Material supplied
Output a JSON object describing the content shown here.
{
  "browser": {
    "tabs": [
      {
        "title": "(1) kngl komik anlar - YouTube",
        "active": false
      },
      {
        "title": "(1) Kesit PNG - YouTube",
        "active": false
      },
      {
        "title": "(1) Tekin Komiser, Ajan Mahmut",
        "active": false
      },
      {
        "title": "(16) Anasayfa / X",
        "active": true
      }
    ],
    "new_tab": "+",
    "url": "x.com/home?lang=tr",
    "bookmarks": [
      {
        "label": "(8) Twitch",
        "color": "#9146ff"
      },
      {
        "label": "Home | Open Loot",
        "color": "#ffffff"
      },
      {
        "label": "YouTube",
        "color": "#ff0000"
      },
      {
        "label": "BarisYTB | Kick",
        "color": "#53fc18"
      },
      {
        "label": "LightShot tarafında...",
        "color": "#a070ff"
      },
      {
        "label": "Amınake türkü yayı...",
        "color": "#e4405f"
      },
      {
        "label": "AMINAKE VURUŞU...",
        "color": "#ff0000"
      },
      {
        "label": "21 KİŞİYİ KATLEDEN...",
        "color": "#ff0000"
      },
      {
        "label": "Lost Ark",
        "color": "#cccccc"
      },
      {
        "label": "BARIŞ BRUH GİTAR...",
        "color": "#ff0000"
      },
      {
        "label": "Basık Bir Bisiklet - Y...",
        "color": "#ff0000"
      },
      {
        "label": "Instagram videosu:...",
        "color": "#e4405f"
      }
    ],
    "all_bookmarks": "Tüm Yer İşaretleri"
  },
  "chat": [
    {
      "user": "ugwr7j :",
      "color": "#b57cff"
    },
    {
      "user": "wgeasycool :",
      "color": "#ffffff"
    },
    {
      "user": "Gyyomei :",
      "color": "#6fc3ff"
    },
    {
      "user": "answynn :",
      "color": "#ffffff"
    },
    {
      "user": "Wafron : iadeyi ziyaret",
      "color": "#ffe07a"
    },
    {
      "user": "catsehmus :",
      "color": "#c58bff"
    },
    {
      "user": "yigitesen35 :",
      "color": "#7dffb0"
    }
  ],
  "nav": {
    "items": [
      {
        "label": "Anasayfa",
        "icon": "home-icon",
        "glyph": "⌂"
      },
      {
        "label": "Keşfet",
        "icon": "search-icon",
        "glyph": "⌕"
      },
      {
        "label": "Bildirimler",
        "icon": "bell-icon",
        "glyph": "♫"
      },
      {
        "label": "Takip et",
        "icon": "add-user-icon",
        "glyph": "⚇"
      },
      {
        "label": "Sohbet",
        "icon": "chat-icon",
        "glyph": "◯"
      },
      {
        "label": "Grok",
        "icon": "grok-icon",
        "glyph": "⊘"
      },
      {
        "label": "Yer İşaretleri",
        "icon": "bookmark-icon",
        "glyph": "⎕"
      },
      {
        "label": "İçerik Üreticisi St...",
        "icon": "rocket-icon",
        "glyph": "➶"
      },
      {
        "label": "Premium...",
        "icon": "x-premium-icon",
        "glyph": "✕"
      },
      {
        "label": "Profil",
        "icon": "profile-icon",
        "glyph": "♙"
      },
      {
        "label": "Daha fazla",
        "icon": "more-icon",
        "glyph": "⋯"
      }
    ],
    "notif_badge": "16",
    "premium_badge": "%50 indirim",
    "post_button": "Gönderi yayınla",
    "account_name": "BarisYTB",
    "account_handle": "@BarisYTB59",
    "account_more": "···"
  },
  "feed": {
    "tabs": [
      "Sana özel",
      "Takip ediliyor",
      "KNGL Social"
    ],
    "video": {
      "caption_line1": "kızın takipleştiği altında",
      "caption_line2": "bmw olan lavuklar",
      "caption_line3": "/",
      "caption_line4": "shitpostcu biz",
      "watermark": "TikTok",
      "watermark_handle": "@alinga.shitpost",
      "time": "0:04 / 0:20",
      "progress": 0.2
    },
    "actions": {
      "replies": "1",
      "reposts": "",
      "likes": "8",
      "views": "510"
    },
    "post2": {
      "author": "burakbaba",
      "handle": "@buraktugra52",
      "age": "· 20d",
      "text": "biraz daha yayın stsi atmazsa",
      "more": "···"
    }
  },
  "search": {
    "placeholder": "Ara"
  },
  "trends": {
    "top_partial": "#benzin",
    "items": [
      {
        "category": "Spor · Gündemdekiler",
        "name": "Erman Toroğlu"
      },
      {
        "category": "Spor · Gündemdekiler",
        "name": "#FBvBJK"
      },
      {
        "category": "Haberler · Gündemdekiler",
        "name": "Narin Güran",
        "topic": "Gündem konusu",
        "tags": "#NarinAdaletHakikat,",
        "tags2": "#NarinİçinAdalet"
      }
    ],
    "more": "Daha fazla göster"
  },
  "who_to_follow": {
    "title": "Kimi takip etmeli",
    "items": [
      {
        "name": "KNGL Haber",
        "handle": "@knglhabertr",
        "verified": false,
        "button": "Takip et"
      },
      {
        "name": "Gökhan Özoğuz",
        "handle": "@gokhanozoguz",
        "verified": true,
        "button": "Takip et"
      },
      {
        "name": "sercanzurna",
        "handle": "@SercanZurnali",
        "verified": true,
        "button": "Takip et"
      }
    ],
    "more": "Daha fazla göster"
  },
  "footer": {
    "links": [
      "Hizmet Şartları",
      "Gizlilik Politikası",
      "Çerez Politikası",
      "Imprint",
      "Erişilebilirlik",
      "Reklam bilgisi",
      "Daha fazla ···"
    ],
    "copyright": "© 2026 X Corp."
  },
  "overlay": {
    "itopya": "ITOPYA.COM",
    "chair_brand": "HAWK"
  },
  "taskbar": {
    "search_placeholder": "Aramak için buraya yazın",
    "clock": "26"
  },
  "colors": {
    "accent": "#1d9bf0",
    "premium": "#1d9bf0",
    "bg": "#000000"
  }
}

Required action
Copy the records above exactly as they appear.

Expected answer
Output a JSON object describing the content shown here.
{
  "browser": {
    "tabs": [
      {
        "title": "(1) kngl komik anlar - YouTube",
        "active": false
      },
      {
        "title": "(1) Kesit PNG - YouTube",
        "active": false
      },
      {
        "title": "(1) Tekin Komiser, Ajan Mahmut",
        "active": false
      },
      {
        "title": "(16) Anasayfa / X",
        "active": true
      }
    ],
    "new_tab": "+",
    "url": "x.com/home?lang=tr",
    "bookmarks": [
      {
        "label": "(8) Twitch",
        "color": "#9146ff"
      },
      {
        "label": "Home | Open Loot",
        "color": "#ffffff"
      },
      {
        "label": "YouTube",
        "color": "#ff0000"
      },
      {
        "label": "BarisYTB | Kick",
        "color": "#53fc18"
      },
      {
        "label": "LightShot tarafında...",
        "color": "#a070ff"
      },
      {
        "label": "Amınake türkü yayı...",
        "color": "#e4405f"
      },
      {
        "label": "AMINAKE VURUŞU...",
        "color": "#ff0000"
      },
      {
        "label": "21 KİŞİYİ KATLEDEN...",
        "color": "#ff0000"
      },
      {
        "label": "Lost Ark",
        "color": "#cccccc"
      },
      {
        "label": "BARIŞ BRUH GİTAR...",
        "color": "#ff0000"
      },
      {
        "label": "Basık Bir Bisiklet - Y...",
        "color": "#ff0000"
      },
      {
        "label": "Instagram videosu:...",
        "color": "#e4405f"
      }
    ],
    "all_bookmarks": "Tüm Yer İşaretleri"
  },
  "chat": [
    {
      "user": "ugwr7j :",
      "color": "#b57cff"
    },
    {
      "user": "wgeasycool :",
      "color": "#ffffff"
    },
    {
      "user": "Gyyomei :",
      "color": "#6fc3ff"
    },
    {
      "user": "answynn :",
      "color": "#ffffff"
    },
    {
      "user": "Wafron : iadeyi ziyaret",
      "color": "#ffe07a"
    },
    {
      "user": "catsehmus :",
      "color": "#c58bff"
    },
    {
      "user": "yigitesen35 :",
      "color": "#7dffb0"
    }
  ],
  "nav": {
    "items": [
      {
        "label": "Anasayfa",
        "icon": "home-icon",
        "glyph": "⌂"
      },
      {
        "label": "Keşfet",
        "icon": "search-icon",
        "glyph": "⌕"
      },
      {
        "label": "Bildirimler",
        "icon": "bell-icon",
        "glyph": "♫"
      },
      {
        "label": "Takip et",
        "icon": "add-user-icon",
        "glyph": "⚇"
      },
      {
        "label": "Sohbet",
        "icon": "chat-icon",
        "glyph": "◯"
      },
      {
        "label": "Grok",
        "icon": "grok-icon",
        "glyph": "⊘"
      },
      {
        "label": "Yer İşaretleri",
        "icon": "bookmark-icon",
        "glyph": "⎕"
      },
      {
        "label": "İçerik Üreticisi St...",
        "icon": "rocket-icon",
        "glyph": "➶"
      },
      {
        "label": "Premium...",
        "icon": "x-premium-icon",
        "glyph": "✕"
      },
      {
        "label": "Profil",
        "icon": "profile-icon",
        "glyph": "♙"
      },
      {
        "label": "Daha fazla",
        "icon": "more-icon",
        "glyph": "⋯"
      }
    ],
    "notif_badge": "16",
    "premium_badge": "%50 indirim",
    "post_button": "Gönderi yayınla",
    "account_name": "BarisYTB",
    "account_handle": "@BarisYTB59",
    "account_more": "···"
  },
  "feed": {
    "tabs": [
      "Sana özel",
      "Takip ediliyor",
      "KNGL Social"
    ],
    "video": {
      "caption_line1": "kızın takipleştiği altında",
      "caption_line2": "bmw olan lavuklar",
      "caption_line3": "/",
      "caption_line4": "shitpostcu biz",
      "watermark": "TikTok",
      "watermark_handle": "@alinga.shitpost",
      "time": "0:04 / 0:20",
      "progress": 0.2
    },
    "actions": {
      "replies": "1",
      "reposts": "",
      "likes": "8",
      "views": "510"
    },
    "post2": {
      "author": "burakbaba",
      "handle": "@buraktugra52",
      "age": "· 20d",
      "text": "biraz daha yayın stsi atmazsa",
      "more": "···"
    }
  },
  "search": {
    "placeholder": "Ara"
  },
  "trends": {
    "top_partial": "#benzin",
    "items": [
      {
        "category": "Spor · Gündemdekiler",
        "name": "Erman Toroğlu"
      },
      {
        "category": "Spor · Gündemdekiler",
        "name": "#FBvBJK"
      },
      {
        "category": "Haberler · Gündemdekiler",
        "name": "Narin Güran",
        "topic": "Gündem konusu",
        "tags": "#NarinAdaletHakikat,",
        "tags2": "#NarinİçinAdalet"
      }
    ],
    "more": "Daha fazla göster"
  },
  "who_to_follow": {
    "title": "Kimi takip etmeli",
    "items": [
      {
        "name": "KNGL Haber",
        "handle": "@knglhabertr",
        "verified": false,
        "button": "Takip et"
      },
      {
        "name": "Gökhan Özoğuz",
        "handle": "@gokhanozoguz",
        "verified": true,
        "button": "Takip et"
      },
      {
        "name": "sercanzurna",
        "handle": "@SercanZurnali",
        "verified": true,
        "button": "Takip et"
      }
    ],
    "more": "Daha fazla göster"
  },
  "footer": {
    "links": [
      "Hizmet Şartları",
      "Gizlilik Politikası",
      "Çerez Politikası",
      "Imprint",
      "Erişilebilirlik",
      "Reklam bilgisi",
      "Daha fazla ···"
    ],
    "copyright": "© 2026 X Corp."
  },
  "overlay": {
    "itopya": "ITOPYA.COM",
    "chair_brand": "HAWK"
  },
  "taskbar": {
    "search_placeholder": "Aramak için buraya yazın",
    "clock": "26"
  },
  "colors": {
    "accent": "#1d9bf0",
    "premium": "#1d9bf0",
    "bg": "#000000"
  }
}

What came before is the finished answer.